    It’s sad, really.
    My great grandparents’ generation got to brag about discovering manned flight, the steel industry, and the assembly line.
    My grandparents were able to tell stories of defeating the Nazis (WW2), the discovery of nuclear fission (the Manhattan Project), and the recovery from the Great Depression.
    My parents kept us as children up at night with heroes’ tales of man landing on the moon, the Cuban Missile Crisis, and watching the fall of the Berlin Wall and The Soviet Union.

    I am not looking forward to telling my 2 young daughters about my generation’s contributions to history: The invention of the iPod, The 9/11 attacks and the 10+ years’ war(s) that followed, and that our own governments allowed corporate giants like Monsanto to pollute our food system to the point of infertility and high infant mortality.

    wow. Go us.

  • StefanBurnham
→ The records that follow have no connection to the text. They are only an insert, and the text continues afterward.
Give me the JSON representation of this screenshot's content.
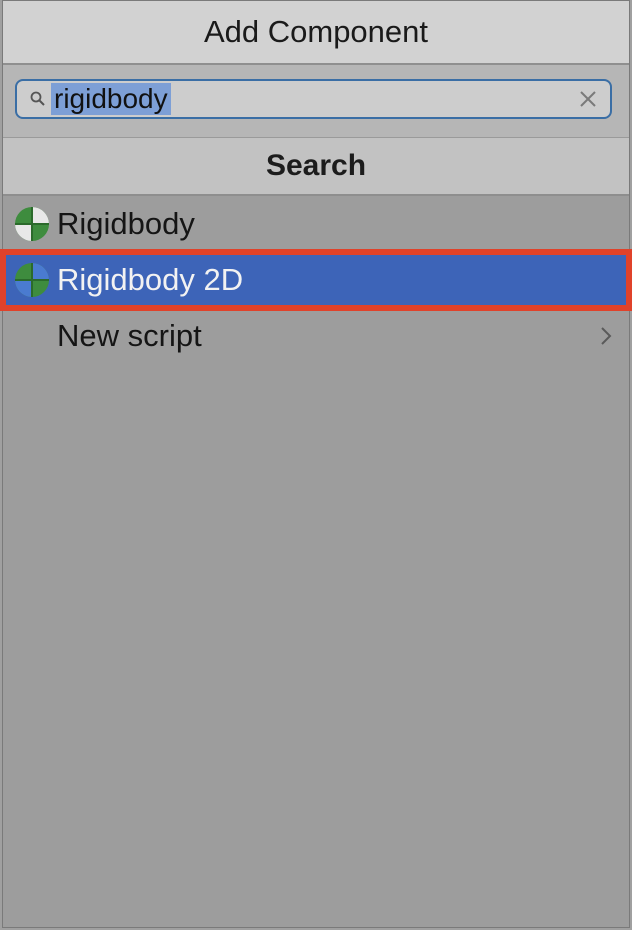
{
  "header": {
    "title": "Add Component"
  },
  "search": {
    "value": "rigidbody",
    "icons": {
      "search": "search-icon",
      "clear": "clear-icon"
    }
  },
  "section": {
    "title": "Search"
  },
  "results": [
    {
      "label": "Rigidbody",
      "icon": "rigidbody-icon",
      "selected": false
    },
    {
      "label": "Rigidbody 2D",
      "icon": "rigidbody-2d-icon",
      "selected": true
    },
    {
      "label": "New script",
      "icon": "",
      "selected": false,
      "has_submenu": true
    }
  ],
  "colors": {
    "selection": "#3d64b8",
    "highlight_outline": "#e0422a",
    "icon_green": "#3e8c3e"
  }
}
    What is sad is that this is sponsored by the dairy industry to boost their sales.